The View from Sherlock Peoria (296)
February 3, 2008
My Private Life With The Private Life
Certain first meetings one holds in memory for a lifetime. A breathtaking member of the opposite sex. A plate of something wonderfully alien that becomes a favorite with one bite. And a book, the likes of which one never thought he would see, the kind of book that tells you immediately that you are not alone in your passions. To me, the prime example of that last encounter was at a paperback book rack in a Walgreen’s drug store in the now-defunct Pekin Mall.
Across from the Alladin’s Castle arcade, around the corner from the Pekin Cinema (a two-plex!), it was not the sort of place an eighteen-year-old went for his first choice in entertainment, but books are books. And at that Walgreen’s book rack, in heart of the 1970s, I first met The Private Life of Sherlock Holmes by Vincent Starrett. We had a moment, that book and I.

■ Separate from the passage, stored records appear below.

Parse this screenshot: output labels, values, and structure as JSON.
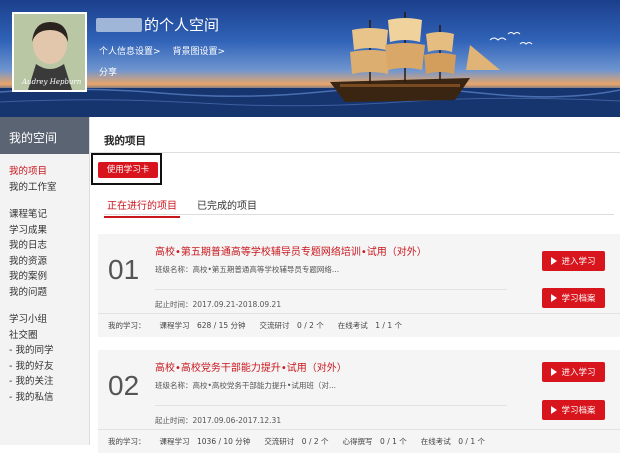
{
  "header": {
    "name_suffix": "的个人空间",
    "links": [
      "个人信息设置>",
      "背景图设置>"
    ],
    "share": "分享",
    "avatar_signature": "Audrey Hepburn"
  },
  "sidebar": {
    "title": "我的空间",
    "groups": [
      [
        "我的项目",
        "我的工作室"
      ],
      [
        "课程笔记",
        "学习成果",
        "我的日志",
        "我的资源",
        "我的案例",
        "我的问题"
      ],
      [
        "学习小组",
        "社交圈",
        "- 我的同学",
        "- 我的好友",
        "- 我的关注",
        "- 我的私信"
      ]
    ]
  },
  "main": {
    "title": "我的项目",
    "card_button": "使用学习卡",
    "tabs": [
      "正在进行的项目",
      "已完成的项目"
    ]
  },
  "projects": [
    {
      "num": "01",
      "title": "高校•第五期普通高等学校辅导员专题网络培训•试用（对外）",
      "class": "班级名称：高校•第五期普通高等学校辅导员专题网络...",
      "date": "起止时间：2017.09.21-2018.09.21",
      "stats": [
        "我的学习：",
        "课程学习　628 / 15 分钟",
        "交流研讨　0 / 2 个",
        "在线考试　1 / 1 个"
      ],
      "btn_enter": "进入学习",
      "btn_archive": "学习档案"
    },
    {
      "num": "02",
      "title": "高校•高校党务干部能力提升•试用（对外）",
      "class": "班级名称：高校•高校党务干部能力提升•试用班（对...",
      "date": "起止时间：2017.09.06-2017.12.31",
      "stats": [
        "我的学习：",
        "课程学习　1036 / 10 分钟",
        "交流研讨　0 / 2 个",
        "心得撰写　0 / 1 个",
        "在线考试　0 / 1 个"
      ],
      "btn_enter": "进入学习",
      "btn_archive": "学习档案"
    }
  ],
  "colors": {
    "accent": "#d8141c",
    "sidebar_title_bg": "#5b6473"
  }
}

Flash-forward about thirty years to this very week. I’ve just come home from the Lakeview Museum book sale with two bags of books (bargains, as it was 75% off day) and a Little Caesar’s five-dollar pizza. There’s a package on the dining room table from Wessex Press that I wasn’t expecting. After divesting myself of books and pizza, I pull open the end of the package to find what? The Private Life of Sherlock Holmes by Vincent Starrett. As Trevor Senior once observed, the ghosts of our old loves are always hardest to shake.
But this copy of The Private Life of Sherlock Holmes was not the trim Pinnacle paperback that I first encountered back in the 1970s. No, this was a mature, fleshed-out hardcover, a 75 th Anniversary Edition edited by Ray Betzner.
The accompanyin g letter told of Private Life’s merits, and how this was a facsimile of the rare, original 1933 first edition. “To open the cover is to experience the landmark vlume the way those first Sherlock Holmes enthusiasts did three-quarters of a century ago.” Having had my own history with the old girl, I didn’t know if I was quite ready to see how others had found her, but leaving all my other book-finds of the night behind, I dove between the covers . . . and found myself in a museum.
The 75 th Anniversary Edition puts The Private Life of Sherlock Holmes on display like a good exhibition. Following the acknowledgements is a short bio of Vincent Starrett by Chicago’s Bob Mangler. Ray Betzner follows this with an introduction that is a history of the book itself. Then comes the main attraction, the original Starrett book reproduced with painstaking care. After it all comes a bibliography of all previous editions of The Private Life of Sherlock Holmes, which really gives you a sense of the respect the publishers and editor have for the book. How many other works actually list their competition in the back?
But truly, with all the previous editions of The Private Life out there, the 75 th anniversary edition has no peer and, to my mind, is the one version for any Sherlockian from this point forward. Why?
The title alone tells you: It’s been 75 years since Starrett’s book first saw print. At that time it was a miracle, and many a Sherlockian has raved about it since then. But, truth be told, Private Life is like any pioneer: those who came after have gone further, explored deeper, and found more. A modern Sherlockian reader is likely to find the work a bit basic, and if he or she is well-read, a bit “been there, done that.” After the seventy-five years of active Sherlockiana that came after this work’s original publication, we need the framework that Ray Betzner’s introduction and the rest provides to set the stage. Any modern who steps into Private Life cold isn't likely to have the same experience of those readers from three quarters of a century ago. We aren’t those people any more.
And that’s what makes this edition worth picking up. It takes us back to Starrett with a much-needed guide. Should you buy it? I think so. It’s a cornerstone work that will be a fine addition to any Sherlockian colllection. But here’s a few disclaimers to give you the fullest perspective.
a.) The publishers are friends of mine. Yes, that makes me a bit biased. Of course, I’m somewhat picky about who I call “friend,” so that in itself should be a recommendation.
b.) When I originally saw The Private Life of Sherlock Holmes, I thought it had something to day with the Billy Wilder film, The Private Life of Sherlock Holmes, which is one of the reasons I’m a Holmes fan today. Hence I was a little more excited than I might have been when I first saw the book's title on that drug store book rack.
c.) The second chapter “The Methods of Mr. Sherlock Holmes” was one of the biggest disappointments of my Sherlockian life, ranking right up there with the climax of The Beekeeper’s Apprentice (C’mon, two geniuses battling and the best we get is kicking the gun out of the bad guy’s hand ? Every adventure story I wrote in junior high had that climax!) After failing to find a satistying enough treatise on Holmes’s methods in Private Life, I was compelled to write my own book on the subject, The Elementary Methods of Sherlock Holmes, just to get what I wanted. So I owe Starrett and am a little peeved at him, both at the same time.
You can find the book, along with a lot of other good things, at www.wessexpress.com .
Your humble correspondent,
Brad Keefauver, ASH/BSI